“At the end of the day,” Joel Embiid said to reporters after practice, “our job is not to babysit somebody.”
I wonder who he’s talking about.
This outcome—Ben Simmons openly not giving a shit and everybody getting super mad at him—is unsurprising; Simmons has warned the Sixers that he would be insolent and difficult if they don’t trade him and now he’s being insolent and difficult. It’s understandable to criticize Simmons for demanding a trade in such a disruptive way, but Simmons and his agent Rich Paul are hardly breaking precedent by doing so; Simmons isn’t the first superstar to request a trade and he won’t be the last. Last winter, James Harden skipped training camp to go to strip clubs with Lil Baby and loafed through regular season games; in 2018, Jimmy Butler bullied his way out of Minnesota.
Moreover, it’s unreasonable to get furious at Simmons because he’s sad and unhappy; he’s allowed to be sad and unhappy.
In this sense, the ongoing disaster in Philly is simply a result of the Sixers’ refusal to trade Simmons, let alone engage in good faith negotiations with other teams. The only impediment to ending the stand-off is the ego of Darryl Morey, the Sixers’ general manager. Nobody wants Simmons to continue to be a Sixer—and yet he is and he will be for the foreseeable future because Morey can’t stomach the idea that he might trade away a player with a higher EPM than the ones he gets in return.
The strangest thing about the ordeal is that there’s no reason this should’ve become so toxic in the first place. When Simmons is on the floor, the Sixers are obviously better than when he’s not. Even if the fit seems aesthetically clunky at times, Embiid and Simmons are one of the best duos in the NBA; in their 1,479 minutes together last season, they posted a net rating of +16.44 points per 100 possessions, per PBP Stats. As such, the main motivating force behind Simmons’ trade demand is the Sixers’ utter self-sabotage. Somehow, the team has alienated Simmons so thoroughly that years of toiling in Sacramento or Minneapolis suddenly seem more appealing than contending for a championship.

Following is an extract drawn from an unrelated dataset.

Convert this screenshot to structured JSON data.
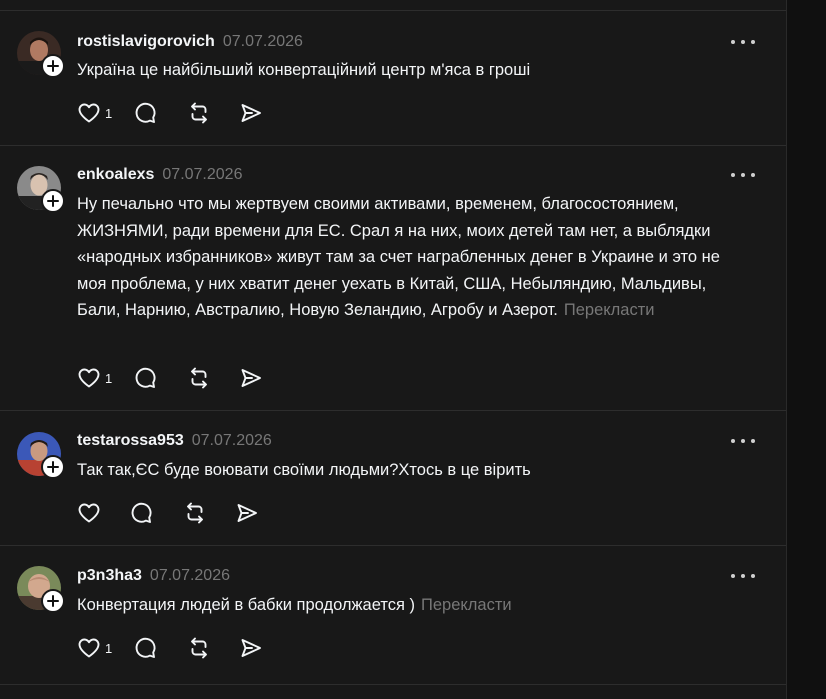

The whole thing is such a nonsensical clown show that it’s almost stopped being funny.